The stunning true story of an Alabama serial killer, and the trial that obsessed the author of To Kill a Mockingbird in the years after the publication of her classic novel - a complicated and difficult time in her life that, until now, has been very little examined.
Casey Cep is a staff writer at The New Yorker. After graduating from Harvard College with a degree in English, she earned an M.Phil in theology at the University of Oxford as a Rhodes Scholar. She lives on the Eastern Shore of Maryland with her family. Furious Hours is her first book and was an instant New York Times bestseller.
It's been a long time since I picked up a book so impossible to
put down. Furious Hours made me forget dinner, ignore incoming
calls, and stay up reading into the small hours. It's a work of
literary and legal detection as gripping as a thriller. But it's
also a meditation on motive and mystery, the curious workings of
history, hope, and ambition, justice, and the darkest matters of
life and death. Casey Cep's investigation into an infamous Southern
murder trial and Harper Lee's quest to write about it is a
beautiful, sobering, and sometimes chilling triumph. -- Helen
Macdonald, author of 'H is for Hawk'

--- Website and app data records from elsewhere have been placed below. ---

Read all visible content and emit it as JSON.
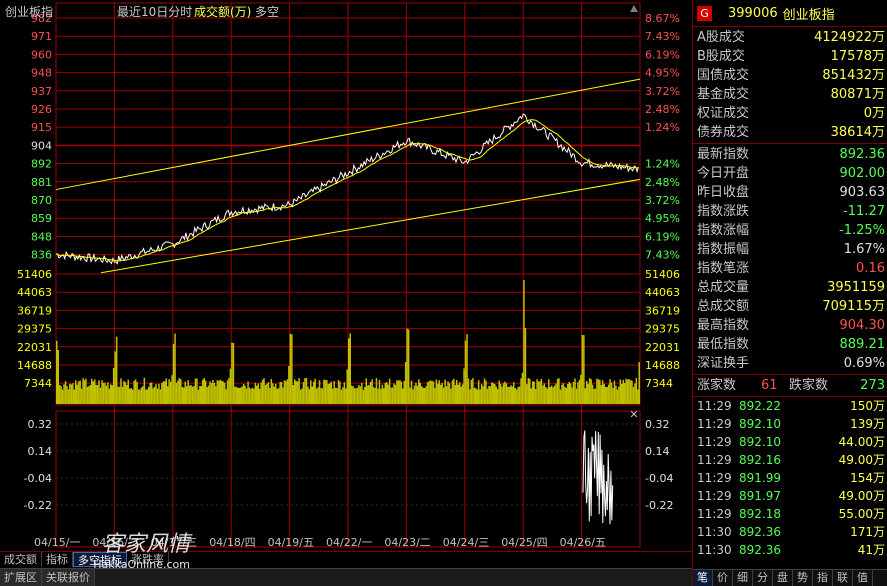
{
  "header": {
    "name": "创业板指",
    "mode": "最近10日分时",
    "indicator": "成交额(万)",
    "extra": "多空"
  },
  "icons": {
    "scroll_up": "triangle-up-icon",
    "close": "close-icon",
    "zoom_in": "plus-icon",
    "zoom_out": "minus-icon"
  },
  "colors": {
    "background": "#000000",
    "grid": "#a00000",
    "price": "#ffffff",
    "avg": "#ffff00",
    "volume": "#c0c000",
    "up": "#ff5050",
    "down": "#54ff54",
    "channel": "#ffff00"
  },
  "chart_data": [
    {
      "type": "line",
      "series": [
        {
          "x": [
            "04/15",
            "04/16",
            "04/17",
            "04/18",
            "04/19",
            "04/22",
            "04/23",
            "04/24",
            "04/25",
            "04/26"
          ],
          "values": [
            843,
            839,
            849,
            868,
            872,
            891,
            910,
            897,
            925,
            897
          ]
        }
      ],
      "y_ticks": [
        982,
        971,
        960,
        948,
        937,
        926,
        915,
        904,
        892,
        881,
        870,
        859,
        848,
        836
      ],
      "pct_ticks": [
        "8.67%",
        "7.43%",
        "6.19%",
        "4.95%",
        "3.72%",
        "2.48%",
        "1.24%",
        "1.24%",
        "2.48%",
        "3.72%",
        "4.95%",
        "6.19%",
        "7.43%"
      ],
      "x_labels": [
        "04/15/一",
        "04/16/二",
        "04/17/三",
        "04/18/四",
        "04/19/五",
        "04/22/一",
        "04/23/二",
        "04/24/三",
        "04/25/四",
        "04/26/五"
      ],
      "ylim": [
        832,
        982
      ],
      "reference": 904
    },
    {
      "type": "bar",
      "y_ticks": [
        "51406",
        "44063",
        "36719",
        "29375",
        "22031",
        "14688",
        "7344"
      ],
      "ylim": [
        0,
        58750
      ]
    },
    {
      "type": "line",
      "y_ticks": [
        "0.32",
        "0.14",
        "-0.04",
        "-0.22"
      ],
      "ylim": [
        -0.32,
        0.34
      ]
    }
  ],
  "side": {
    "code": "399006",
    "name": "创业板指",
    "g_label": "G",
    "turnover": [
      {
        "label": "A股成交",
        "value": "4124922万"
      },
      {
        "label": "B股成交",
        "value": "17578万"
      },
      {
        "label": "国债成交",
        "value": "851432万"
      },
      {
        "label": "基金成交",
        "value": "80871万"
      },
      {
        "label": "权证成交",
        "value": "0万"
      },
      {
        "label": "债券成交",
        "value": "38614万"
      }
    ],
    "stats": [
      {
        "label": "最新指数",
        "value": "892.36",
        "tone": "grn"
      },
      {
        "label": "今日开盘",
        "value": "902.00",
        "tone": "grn"
      },
      {
        "label": "昨日收盘",
        "value": "903.63",
        "tone": "wht"
      },
      {
        "label": "指数涨跌",
        "value": "-11.27",
        "tone": "grn"
      },
      {
        "label": "指数涨幅",
        "value": "-1.25%",
        "tone": "grn"
      },
      {
        "label": "指数振幅",
        "value": "1.67%",
        "tone": "wht"
      },
      {
        "label": "指数笔涨",
        "value": "0.16",
        "tone": "red"
      },
      {
        "label": "总成交量",
        "value": "3951159",
        "tone": "yel"
      },
      {
        "label": "总成交额",
        "value": "709115万",
        "tone": "yel"
      },
      {
        "label": "最高指数",
        "value": "904.30",
        "tone": "red"
      },
      {
        "label": "最低指数",
        "value": "889.21",
        "tone": "grn"
      },
      {
        "label": "深证换手",
        "value": "0.69%",
        "tone": "wht"
      }
    ],
    "breadth": {
      "up_label": "涨家数",
      "up": "61",
      "down_label": "跌家数",
      "down": "273"
    },
    "ticks": [
      {
        "time": "11:29",
        "price": "892.22",
        "vol": "150万"
      },
      {
        "time": "11:29",
        "price": "892.10",
        "vol": "139万"
      },
      {
        "time": "11:29",
        "price": "892.10",
        "vol": "44.00万"
      },
      {
        "time": "11:29",
        "price": "892.16",
        "vol": "49.00万"
      },
      {
        "time": "11:29",
        "price": "891.99",
        "vol": "154万"
      },
      {
        "time": "11:29",
        "price": "891.97",
        "vol": "49.00万"
      },
      {
        "time": "11:29",
        "price": "892.18",
        "vol": "55.00万"
      },
      {
        "time": "11:30",
        "price": "892.36",
        "vol": "171万"
      },
      {
        "time": "11:30",
        "price": "892.36",
        "vol": "41万"
      }
    ],
    "tabs": [
      "笔",
      "价",
      "细",
      "分",
      "盘",
      "势",
      "指",
      "联",
      "值"
    ]
  },
  "tabs_row1": [
    "成交额",
    "指标",
    "多空指标",
    "涨跌率"
  ],
  "tabs_row2": [
    "扩展区",
    "关联报价"
  ],
  "watermark": {
    "cn": "客家风情",
    "url": "HakkaOnline.com"
  }
}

This story is just too good ... Furious Hours builds and builds until it collides with the writer who saw the power of Maxwell's story, but for some reason was unable to harness it. It lays bare the inner life of a woman who had a world-class gift for hiding ... [this] book makes a magical leap, and it goes from being a superbly written true-crime story to the sort of story that even Lee would have been proud to write. -- Michael Lewis, author of 'Moneyball' and 'The Big Short'
Fascinating ... Cep has spliced together a Southern-gothic tale of multiple murder and the unhappy story of Lee's literary career, to produce a tale that is engrossing in its detail and deeply poignant... [Cep] spends the first third of Furious Hours following the jaw-dropping trail of murders ... Engrossing ... Cep writes about all this with great skill, sensitivity and attention to detail. * Sunday Times *
With its rich cast of characters, the polar opposite settings of New York and rural Alabama, Cep's dark humour and painstaking research, there is a great deal to enjoy ... a rich and rewarding read. * The Times *
A triumph on every level. One of the losses to literature is that Harper Lee never found a way to tell a gothic true-crime story she'd spent years researching. Casey Cep has excavated this mesmerizing story and tells it with grace and insight and a fierce fidelity to the truth. -- David Grann, author of 'Killers of the Flower Moon'
It's one measure of just how rich Casey Cep's material is, and how artfully she handles it, that I have given away only about a tenth of the interest and delight contained within the first third of her book ... [Casey Cep] explains as well as it is likely ever to be explained why Lee went silent after To Kill a Mockingbird * New York Times *
Gripping but always judicious ... Cep persuasively argues that the appeal of all this to Lee went well beyond that of a cracking story ... Almost every individual part of the book rattles along compulsively, while also providing some neat and telling changes of perspective. As well as the enthralling central story, there's plenty of great stuff on the always eye-popping business of southern politics. And perhaps best of all, Furious Hours triumphantly rescues Harper Lee from the myth she's been in danger of disappearing into - and restores her to full and recognisable human life. * Daily Telegraph *
[An] intriguing book ... What gives Furious Hours its frisson is that the author who hoped to follow in Capote's footsteps was his old friend, Harper Lee ... Cep ably takes on the task that Lee may or may not have abandoned ... Ms Cep paints a portrait of a hermetic society still riven by prejudice ... Then she pieces together Lee's struggle not only with Maxwell's tale but with the legacy of her overwhelming success ... Furious Hours is a well-told, ingeniously structured double mystery - one an unsolved serial killing, the other an elusive book - rich in droll humour and deep but lightly worn research. * Economist *
Accomplished and compelling ... All this is gold-dust for a writer, and Cep has used it well ... She draws a vivid portrait of the characters embroiled in these dreadful crimes, the community they affected, and the rekindling of Lee's writing they promised. * Herald *
The makings of a fascination tale are certainly present, and Cep writes with wonderful evocation and intelligence about the racial, political and cultural backgrounds against which this drama too place ... Casey Cep has elegantly filled in the gaps. * Spectator *